—Jack Haga, Nicholasville, Ky.
A: Absolutely. Although it wouldn’t have affected his score (he needed to take a free drop off the green, no closer to the correct hole), your friend pulled off a feat exponentially more difficult than a hole-in-one. Will it ever be duplicated? Unlikely. Rather than buy drinks, he ought to go out and water the tree, then send a box of chocolates to the superintendent for the kind hole location. Finally he should have the ball mounted and placed behind the bar, with a small plaque describing the feat: the ultimate conversation starter.
Q: Many of the women on the LPGA Tour use magnetic clips on their visors to hold their ball markers, yet none of the men on the PGA Tour do. Is there a rule that prevents the men from using them?
—James Hickock, West Jordan, Utah

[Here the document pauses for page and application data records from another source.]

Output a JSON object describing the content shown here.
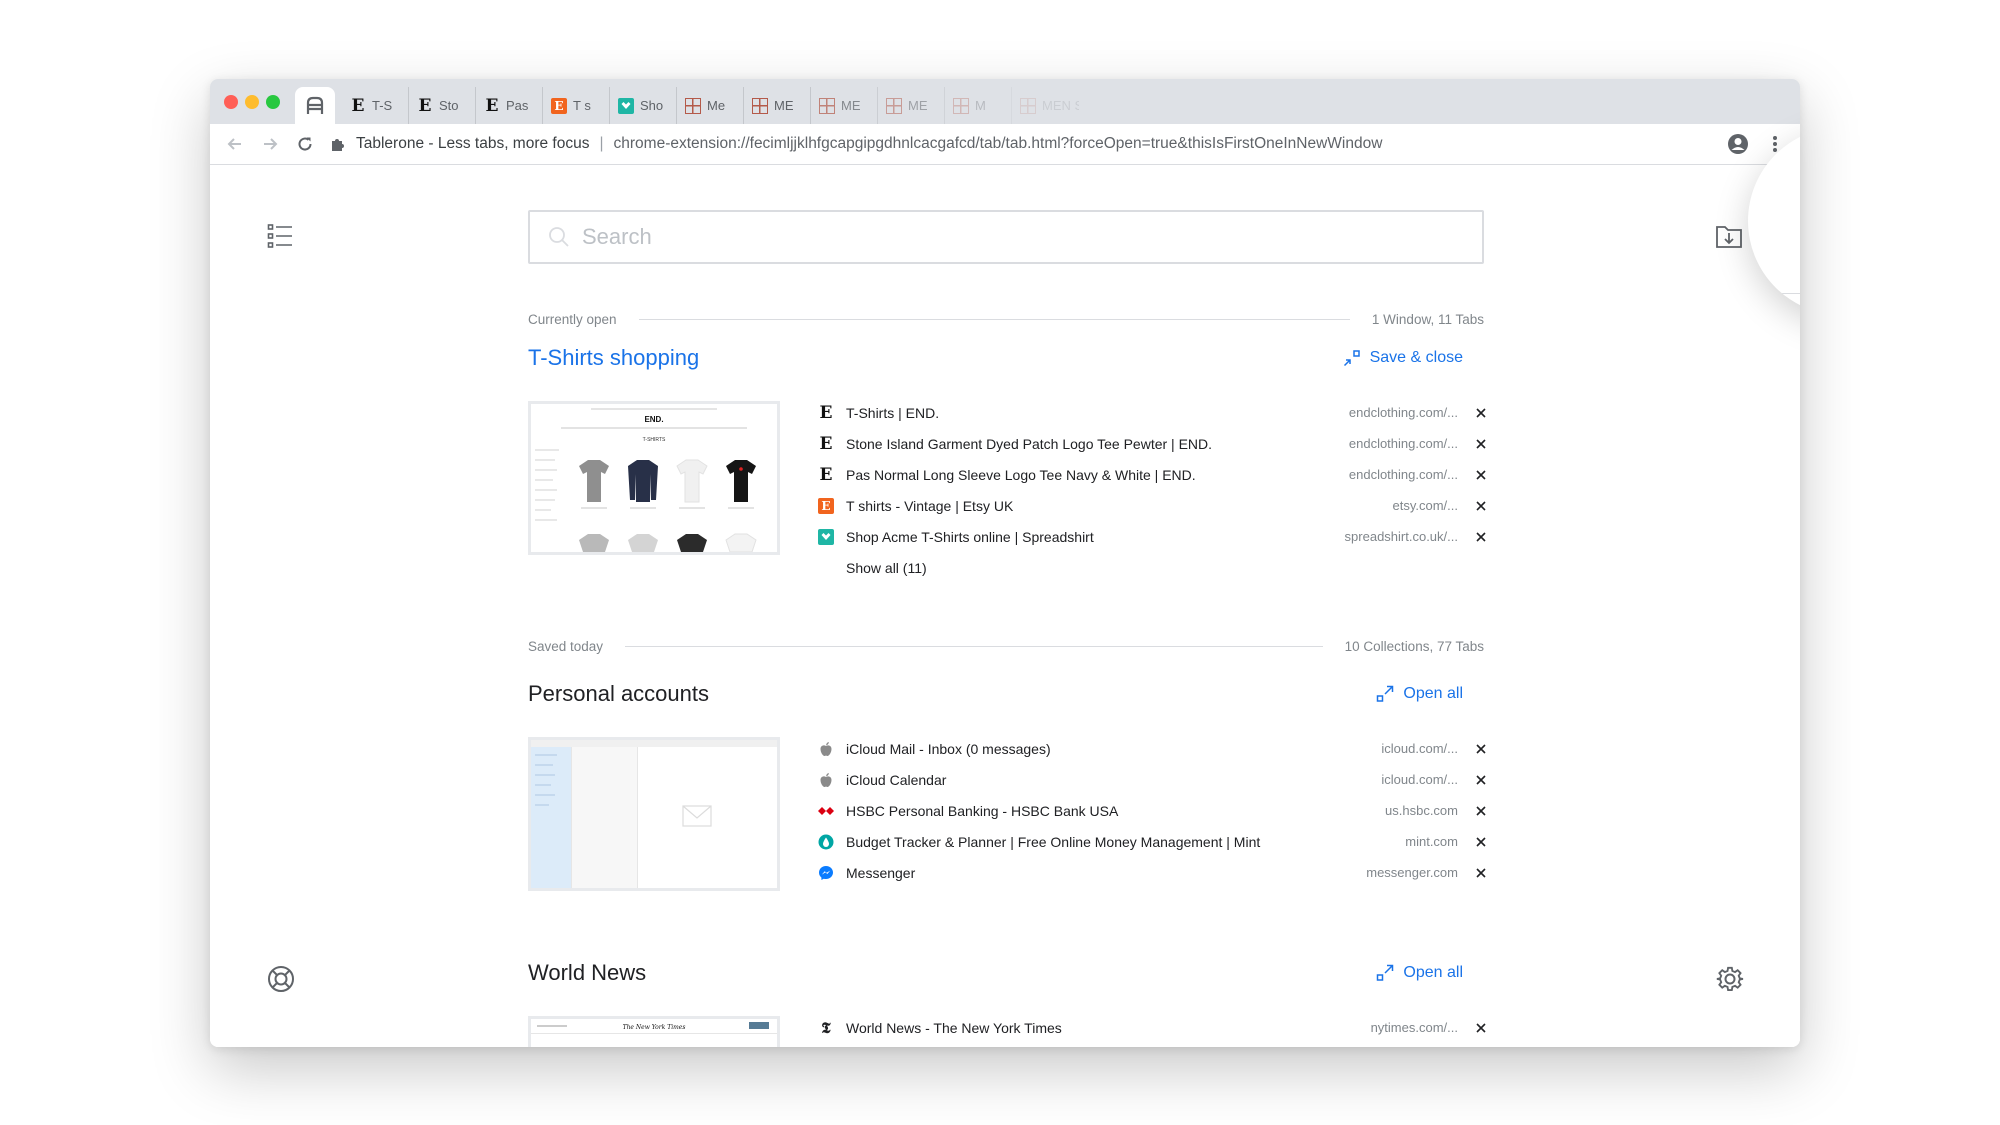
{
  "browser": {
    "active_tab_icon": "tablerone-icon",
    "tabs": [
      {
        "label": "T-S",
        "icon": "end-icon"
      },
      {
        "label": "Sto",
        "icon": "end-icon"
      },
      {
        "label": "Pas",
        "icon": "end-icon"
      },
      {
        "label": "T s",
        "icon": "etsy-icon"
      },
      {
        "label": "Sho",
        "icon": "spreadshirt-icon"
      },
      {
        "label": "Me",
        "icon": "grid-icon"
      },
      {
        "label": "ME",
        "icon": "grid-icon"
      },
      {
        "label": "ME",
        "icon": "grid-icon"
      },
      {
        "label": "ME",
        "icon": "grid-icon"
      },
      {
        "label": "M",
        "icon": "grid-icon"
      },
      {
        "label": "MEN SS",
        "icon": "grid-icon"
      }
    ],
    "page_title": "Tablerone - Less tabs, more focus",
    "url": "chrome-extension://fecimljjklhfgcapgipgdhnlcacgafcd/tab/tab.html?forceOpen=true&thisIsFirstOneInNewWindow"
  },
  "search": {
    "placeholder": "Search"
  },
  "currently_open": {
    "label": "Currently open",
    "summary": "1 Window, 11 Tabs",
    "collection": {
      "title": "T-Shirts shopping",
      "action": "Save & close",
      "tabs": [
        {
          "title": "T-Shirts | END.",
          "domain": "endclothing.com/...",
          "icon": "end-icon"
        },
        {
          "title": "Stone Island Garment Dyed Patch Logo Tee Pewter | END.",
          "domain": "endclothing.com/...",
          "icon": "end-icon"
        },
        {
          "title": "Pas Normal Long Sleeve Logo Tee Navy & White | END.",
          "domain": "endclothing.com/...",
          "icon": "end-icon"
        },
        {
          "title": "T shirts - Vintage | Etsy UK",
          "domain": "etsy.com/...",
          "icon": "etsy-icon"
        },
        {
          "title": "Shop Acme T-Shirts online | Spreadshirt",
          "domain": "spreadshirt.co.uk/...",
          "icon": "spreadshirt-icon"
        }
      ],
      "show_all": "Show all (11)",
      "thumbnail_brand": "END.",
      "thumbnail_heading": "T-SHIRTS"
    }
  },
  "saved_today": {
    "label": "Saved today",
    "summary": "10 Collections, 77 Tabs",
    "collections": [
      {
        "title": "Personal accounts",
        "action": "Open all",
        "tabs": [
          {
            "title": "iCloud Mail - Inbox (0 messages)",
            "domain": "icloud.com/...",
            "icon": "apple-icon"
          },
          {
            "title": "iCloud Calendar",
            "domain": "icloud.com/...",
            "icon": "apple-icon"
          },
          {
            "title": "HSBC Personal Banking - HSBC Bank USA",
            "domain": "us.hsbc.com",
            "icon": "hsbc-icon"
          },
          {
            "title": "Budget Tracker & Planner | Free Online Money Management | Mint",
            "domain": "mint.com",
            "icon": "mint-icon"
          },
          {
            "title": "Messenger",
            "domain": "messenger.com",
            "icon": "messenger-icon"
          }
        ]
      },
      {
        "title": "World News",
        "action": "Open all",
        "tabs": [
          {
            "title": "World News - The New York Times",
            "domain": "nytimes.com/...",
            "icon": "nyt-icon"
          }
        ],
        "thumbnail_masthead": "The New York Times"
      }
    ]
  },
  "colors": {
    "accent": "#1a73e8",
    "tabstrip": "#dee1e6",
    "muted_text": "#80868b",
    "etsy": "#f1641e",
    "spreadshirt": "#1fb6a5",
    "hsbc": "#db0011",
    "mint": "#00a6a4",
    "messenger": "#0a7cff"
  }
}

A: The Rules of Golf famously don’t discriminate along gender lines, and you can mark with pretty much anything artificial that you like—coin, tee or even the plastic disc with the little nub on the bottom. Small and nondescript is preferred, however, and the magnetic ball marker you speak of fits the golfer’s code nicely. Why do LPGA Tour players seem to prefer the magnetic ball markers more than their male counterparts? Skirts frequently don’t have pockets or belts, and thus the magnetic clip on the bill of the cap or visor is simply more expedient.
Q: Is a two-way chipper legal?
—Johnny Stripe, Amarillo, Texas
A: In our view, chippers are—how to put this delicately—uncool. A two-way chipper? Sorry, but that is next-level goofy. It’s also a rules violation, according to John Spitzer, the USGA’s managing director of equipment standards. He says that clubheads must be generally plain in shape and have only one striking face.
If you have room in your bag to add a club just to help with chipping, consider using a super game-improvement 7-iron (you can likely find one on eBay). The wide sole and relatively flat face (compared with a wedge) is much like a chipper, it’s perfectly legal, and it looks better in your bag.
Originally Appeared on Golf Digest